▶ **Dataset entries**

______________________________

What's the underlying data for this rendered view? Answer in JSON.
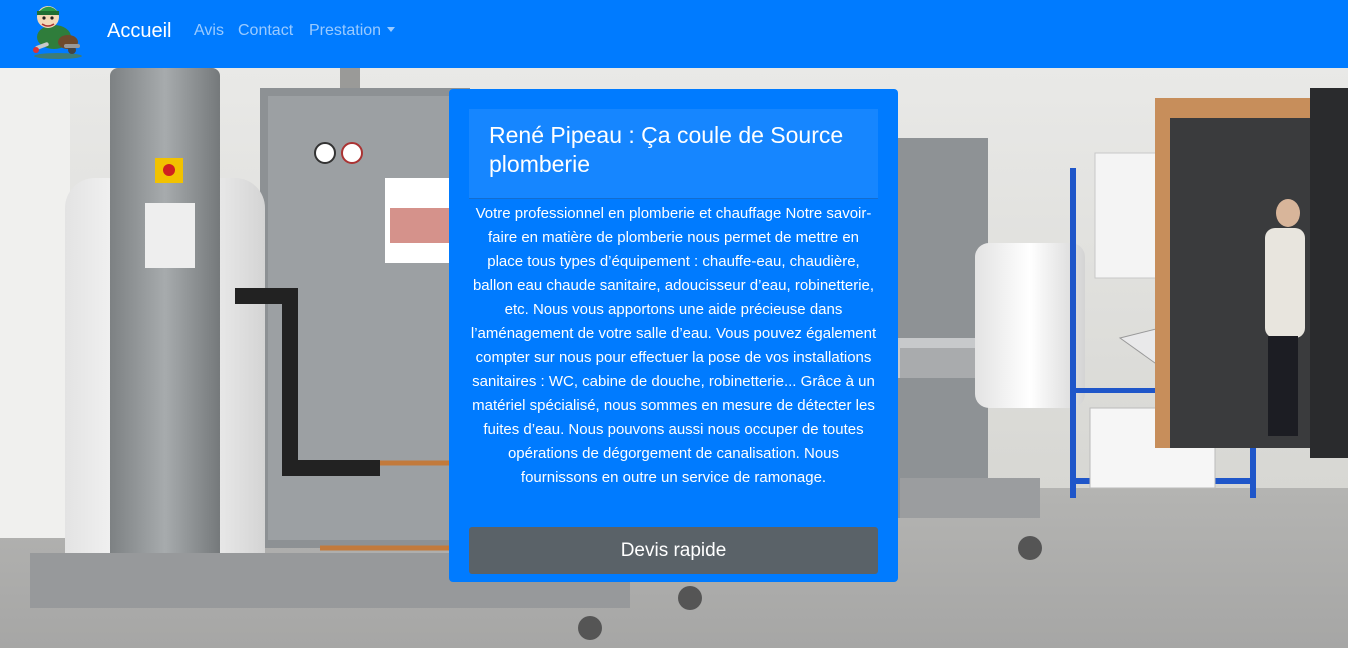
{
  "navbar": {
    "logo_icon": "plumber-mascot-icon",
    "brand_label": "Accueil",
    "links": [
      {
        "label": "Avis"
      },
      {
        "label": "Contact"
      },
      {
        "label": "Prestation",
        "has_dropdown": true
      }
    ],
    "background_color": "#007bff"
  },
  "hero": {
    "background_image": "plumbing-workshop-photo"
  },
  "card": {
    "title": "René Pipeau : Ça coule de Source plomberie",
    "description": "Votre professionnel en plomberie et chauffage Notre savoir-faire en matière de plomberie nous permet de mettre en place tous types d’équipement : chauffe-eau, chaudière, ballon eau chaude sanitaire, adoucisseur d’eau, robinetterie, etc. Nous vous apportons une aide précieuse dans l’aménagement de votre salle d’eau. Vous pouvez également compter sur nous pour effectuer la pose de vos installations sanitaires : WC, cabine de douche, robinetterie... Grâce à un matériel spécialisé, nous sommes en mesure de détecter les fuites d’eau. Nous pouvons aussi nous occuper de toutes opérations de dégorgement de canalisation. Nous fournissons en outre un service de ramonage.",
    "button_label": "Devis rapide",
    "background_color": "#007bff",
    "button_color": "#5a6268"
  }
}
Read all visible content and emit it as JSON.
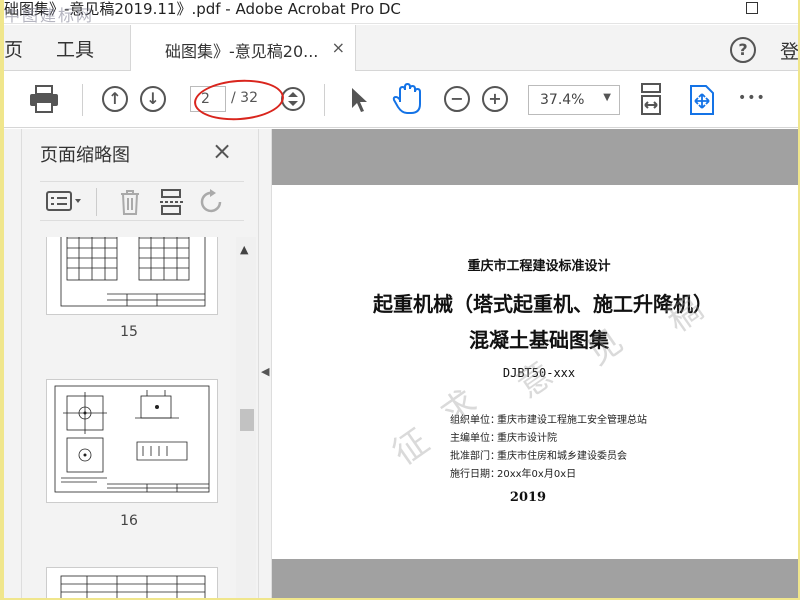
{
  "window": {
    "title": "础图集》-意见稿2019.11》.pdf - Adobe Acrobat Pro DC",
    "watermark": "中图建标网"
  },
  "menubar": {
    "items": [
      "页",
      "工具"
    ]
  },
  "tab": {
    "label": "础图集》-意见稿20...",
    "close": "×"
  },
  "header": {
    "help": "?",
    "login": "登"
  },
  "toolbar": {
    "page_current": "2",
    "page_total": "/ 32",
    "zoom": "37.4%",
    "more": "•••"
  },
  "side_panel": {
    "title": "页面缩略图",
    "close": "×",
    "thumbnails": [
      {
        "page": "15"
      },
      {
        "page": "16"
      }
    ]
  },
  "document": {
    "org_line": "重庆市工程建设标准设计",
    "title_line1": "起重机械（塔式起重机、施工升降机）",
    "title_line2": "混凝土基础图集",
    "code": "DJBT50-xxx",
    "info": [
      {
        "key": "组织单位：",
        "value": "重庆市建设工程施工安全管理总站"
      },
      {
        "key": "主编单位：",
        "value": "重庆市设计院"
      },
      {
        "key": "批准部门：",
        "value": "重庆市住房和城乡建设委员会"
      },
      {
        "key": "施行日期：",
        "value": "20xx年0x月0x日"
      }
    ],
    "year": "2019",
    "watermark": [
      "征",
      "求",
      "意",
      "见",
      "稿"
    ]
  },
  "colors": {
    "accent": "#1473e6",
    "annotation": "#d9251d",
    "page_gap": "#a1a1a1"
  }
}
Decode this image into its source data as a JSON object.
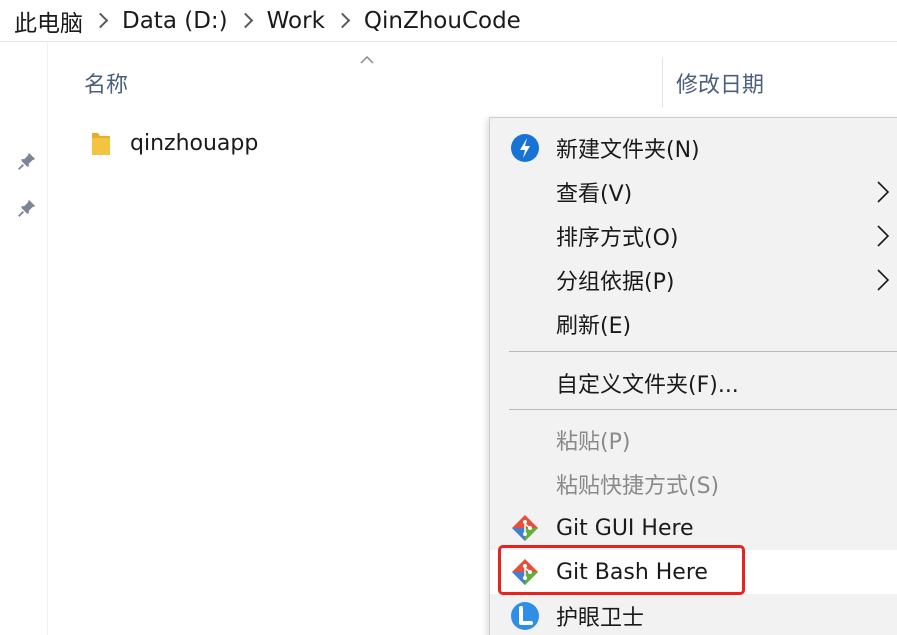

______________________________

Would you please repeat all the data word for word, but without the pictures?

▶ **YOUR SOLUTION**
What's the underlying data for this rendered view? Answer in JSON.
{
  "navbar": {
    "logo_icon": "plumber-mascot-icon",
    "brand_label": "Accueil",
    "links": [
      {
        "label": "Avis"
      },
      {
        "label": "Contact"
      },
      {
        "label": "Prestation",
        "has_dropdown": true
      }
    ],
    "background_color": "#007bff"
  },
  "hero": {
    "background_image": "plumbing-workshop-photo"
  },
  "card": {
    "title": "René Pipeau : Ça coule de Source plomberie",
    "description": "Votre professionnel en plomberie et chauffage Notre savoir-faire en matière de plomberie nous permet de mettre en place tous types d’équipement : chauffe-eau, chaudière, ballon eau chaude sanitaire, adoucisseur d’eau, robinetterie, etc. Nous vous apportons une aide précieuse dans l’aménagement de votre salle d’eau. Vous pouvez également compter sur nous pour effectuer la pose de vos installations sanitaires : WC, cabine de douche, robinetterie... Grâce à un matériel spécialisé, nous sommes en mesure de détecter les fuites d’eau. Nous pouvons aussi nous occuper de toutes opérations de dégorgement de canalisation. Nous fournissons en outre un service de ramonage.",
    "button_label": "Devis rapide",
    "background_color": "#007bff",
    "button_color": "#5a6268"
  }
}
Read all visible content and emit it as JSON.
{
  "window": {
    "title": "础图集》-意见稿2019.11》.pdf - Adobe Acrobat Pro DC",
    "watermark": "中图建标网"
  },
  "menubar": {
    "items": [
      "页",
      "工具"
    ]
  },
  "tab": {
    "label": "础图集》-意见稿20...",
    "close": "×"
  },
  "header": {
    "help": "?",
    "login": "登"
  },
  "toolbar": {
    "page_current": "2",
    "page_total": "/ 32",
    "zoom": "37.4%",
    "more": "•••"
  },
  "side_panel": {
    "title": "页面缩略图",
    "close": "×",
    "thumbnails": [
      {
        "page": "15"
      },
      {
        "page": "16"
      }
    ]
  },
  "document": {
    "org_line": "重庆市工程建设标准设计",
    "title_line1": "起重机械（塔式起重机、施工升降机）",
    "title_line2": "混凝土基础图集",
    "code": "DJBT50-xxx",
    "info": [
      {
        "key": "组织单位：",
        "value": "重庆市建设工程施工安全管理总站"
      },
      {
        "key": "主编单位：",
        "value": "重庆市设计院"
      },
      {
        "key": "批准部门：",
        "value": "重庆市住房和城乡建设委员会"
      },
      {
        "key": "施行日期：",
        "value": "20xx年0x月0x日"
      }
    ],
    "year": "2019",
    "watermark": [
      "征",
      "求",
      "意",
      "见",
      "稿"
    ]
  },
  "colors": {
    "accent": "#1473e6",
    "annotation": "#d9251d",
    "page_gap": "#a1a1a1"
  }
}
Decode this image into its source data as a JSON object.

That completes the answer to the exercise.